The social edition—combining social media, scholarly production and the “electronic form”–for example The Devonshire Manuscript—sits among the same chaos, uncertainty and ineffective censoring plaguing all of the world wide web.
Ray Siemens et al. in “Toward modeling the social edition: An approach to understanding the electronic scholarly edition in the context of new and emerging social media” (as well as in Pertinent Discussions Toward Modeling the Social Edition: Annotated Bibliographies) bring some strong, rational points to the pro-social edition debate. Social editions provide tools that make,
- text fluid,
- include “many readers/editors” instead of “a single editor”,
- and all together “broaden the editorial lens as well as the breadth, depth, and scope of any edition produced in this way.”
So what makes this different from the editorial process behind the publishing of a print edition? Take The Devonshire Manuscript as an example. The editors are forced to deal with the electronic form they have chosen–Wikibooks–and its limited list of tools for formatting and so on. The editors must answer to what should stay and what should go in the transfer from print to web, especially since Wikibooks offers a variety of options not possible in print. Lastly, with anyone who creates an account on Wikibooks able to edit The Devonshire Manuscript, “many readers/editors” becomes an understatement. But, do all of these cons suggest the social edition to be more destructive than beneficial? I don’t think so. Anything that takes what has been said and done and says and does it in a new way has the possibility of uncovering important truths on how we read and edit, and what information is important.
I think the real issues behind the debates over the social edition are not visible among the strong and rational pros and cons, but rather around the fear of replacement, and losing control.
The Fear of Replacement
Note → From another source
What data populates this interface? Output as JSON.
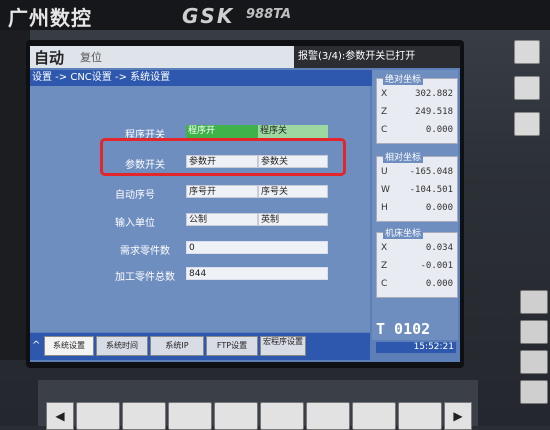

People are not ridiculous for very long. Yes, books have been destroyed in the name of modernization (in the cases on early book digitization), but eventually sense was regained and the process was, for the most part, dropped.
It’s like vinyl records and compact discs. Compact discs began taking over the market in the early 1990s and eventually largely replaced vinyl. But vinyl is not gone altogether. There are many artists who utilize vinyl and many shops who sell these records. As long as a group of people find value in them they will not disappear. The printed book will not disappear either. Has digitization negatively affected the curation of knowledge? Yes. But this practice is very new and is bound to have many faults. It is not as if the printing press is without its faults (more on this below).
What it all boils down to: Loss of Control
We all know the hero arc, the story of the genius, but are either points of view representative of the real story? Neither genius or hero get very far without the help of others. The author navigates the same world. The authors role has not changed completely in digitization because they were never sole owners of that which they brought together. The amount of support and guidance involved in publishing a printed novel is astounding. With the social edition the work is more in the people’s hands than before. As Siemens et. al. discuss, the editor is not an “ultimate authority” anymore–complete control over what happens to the work is gone and this can be incredibly intimidating.
But, dramatic changes in the fluidity of our knowledge may be exactly what we need. Our cultures dedication to the written word has always meant slow change. Dedication to the printed word resulted in canons. Canons have only led to the marginalization of different genders/sexualities, races and classes. The majority of attempts to move away from the canon have only resulted in “alternative” education, which has not sufficiently addressed the canon and often only suggests that the canon is the norm and all other view points are variations on the norm.
Losing complete control of authorship means that an entire social edition can be drastically edited–for the better or worse by anyone (for some electronic forms like Wikibooks and Wikisource). As the co-founder of Vlogbrothers said, when discussing cupstacking, “What! Why would anyone spend time doing that?” In this environment, publishing social editions can seem just as pointless. Graciously, Mr. Green supplies us with an interesting and simple answer “value is placed upon…things by mutual agreement of a group of people”.
I’ve never understood the stock exchange. Clamoring around, shifting imaginary numbers for something called an economy is just as mindboggling as sitting down with 16 people and deciding to edit and annotate a digital copy of the Tales of John Oliver Hobbes on Wikisource.
The value placed on the social edition is based on the mutual agreement of a group of people, this group just happens to be incredibly large. And like in a Democratic country, bringing the power to the people often disappoints, but if the common person has access to an increasing amount of knowledge common knowledge can also increase. Of course, the elitism of membership stands very much in the way and this is just one of the many issues that need to be addressed with the social edition–if one wants to make something truly social, should there not be the possibility of access to all that engage in society?
And so, there are many obstacles and many disadvantages to the social edition, but what isn’t fraught with holes? The potential for the social edition is more intoxicating and should be the future/focus of the concept.